Guest speakers from around the Triangle area of North Carolina visited the Center for Geospatial Analytics on Monday to participate in the first Geospatial Ethics Panel discussion for the center’s Master of Geospatial Information Science and Technology (MGIST) program. The discussion took place during GIS 501: Geospatial Professionalism, a two-credit, eight-week course foundational to the master’s program and graduate certificate in GIS. The course is taught by Eric Money, the center’s associate director of professional education and director of graduate programs for online learning.
“GIS 501 covers a range of topics critical to successfully navigating the geospatial profession,” says Dr. Money. “And students have typically examined readings and case studies as part of it. But as GIS technology continues to advance, and becomes integral to so many more fields, I felt it was important for students to hear from experienced professionals themselves—about the ethical, legal, and social implications, what we call ELSI, of using spatial data in the real world.”
The panelists represented a range of sectors, from nonprofit to county government to regional planning, and discussed research, data and professional ethics issues that can arise for geospatial professionals. The 29 students in the class, both on campus and online, asked panelists questions related to data privacy concerns, crowdsourced data and the biggest ethical conundrums that the panelists have encountered in their careers.
What sorts of advice did the panelists give?
Perhaps most resonating was the call to remain dedicated to presenting accurate information as faithfully as possible, despite questionable requests, including from people in positions of power.
Jovian Sackett, a Senior Geospatial Analyst with the Southern Environmental Law Center, challenged students to consider, as they enter the workforce: “Where does your organization’s money come from, and can you do what you want to do, what you think is right?” Regarding encountering questionable work requests, he recommended “building your own good sense over years of working to say ‘no’ on something.”
The panelists also mentioned that maps can convey different messages by the way they’re designed, and professionals must be aware and careful of that fact. Even the colors on maps can give certain impressions, and so students may have to rethink color schemes to not mislead or leave out audiences that may be colorblind.
In answer to a question about communicating errors associated with data, Sallie Vaughn, GIS Manager for Person County, NC, cautioned, “Nothing leaves my office without a disclaimer. Having said that, I have [seen] the disclaimers trimmed off and [seen] maps printed on the front page of the paper that were not for public consumption. So just be aware that everything you let out of your hands could wind up on the front page of the paper or on WRAL or whatever. And that’s a tough one.”

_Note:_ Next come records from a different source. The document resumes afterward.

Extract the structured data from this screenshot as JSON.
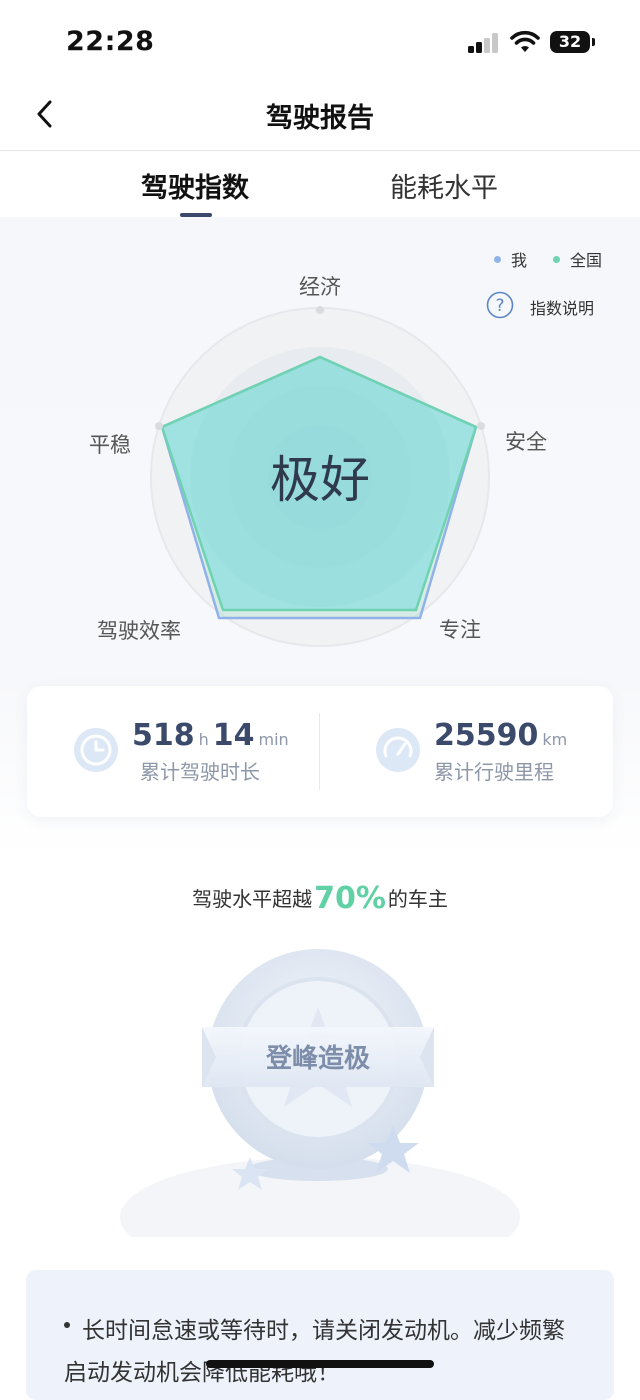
{
  "status": {
    "time": "22:28",
    "battery": "32"
  },
  "nav": {
    "title": "驾驶报告",
    "back_icon": "chevron-left-icon"
  },
  "tabs": [
    {
      "label": "驾驶指数",
      "active": true
    },
    {
      "label": "能耗水平",
      "active": false
    }
  ],
  "legend": [
    {
      "label": "我",
      "color": "#8fb3e8"
    },
    {
      "label": "全国",
      "color": "#6fd3b1"
    }
  ],
  "help": {
    "label": "指数说明",
    "icon": "question-circle-icon"
  },
  "radar": {
    "center_label": "极好",
    "axes": [
      "经济",
      "安全",
      "专注",
      "驾驶效率",
      "平稳"
    ]
  },
  "stats": {
    "duration": {
      "hours": "518",
      "hours_unit": "h",
      "minutes": "14",
      "minutes_unit": "min",
      "label": "累计驾驶时长",
      "icon": "clock-icon"
    },
    "mileage": {
      "value": "25590",
      "unit": "km",
      "label": "累计行驶里程",
      "icon": "speedometer-icon"
    }
  },
  "exceed": {
    "prefix": "驾驶水平超越",
    "percent": "70%",
    "suffix": "的车主"
  },
  "badge": {
    "title": "登峰造极"
  },
  "tips": {
    "text": "长时间怠速或等待时，请关闭发动机。减少频繁启动发动机会降低能耗哦！"
  }
}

The panelists also emphasized the importance of knowing and serving the audiences of their work. In the rural county where Vaughn works, the population is aging and many do not have internet access. “Know that GIS is inherently biased,” she said, “in that it is technology-based and not all of your constituents are going to be able to absorb that technology or even understand what they’re looking at. There’s a lot of map illiteracy.”
Over the hour-long class, the discussion covered many ethical concerns that will serve students well to remember as they progress through the rest of their geospatial education and careers. “It was a great experience,” says Dr. Money. “Having seen how the students responded, I plan to continue inviting panelists in future semesters.”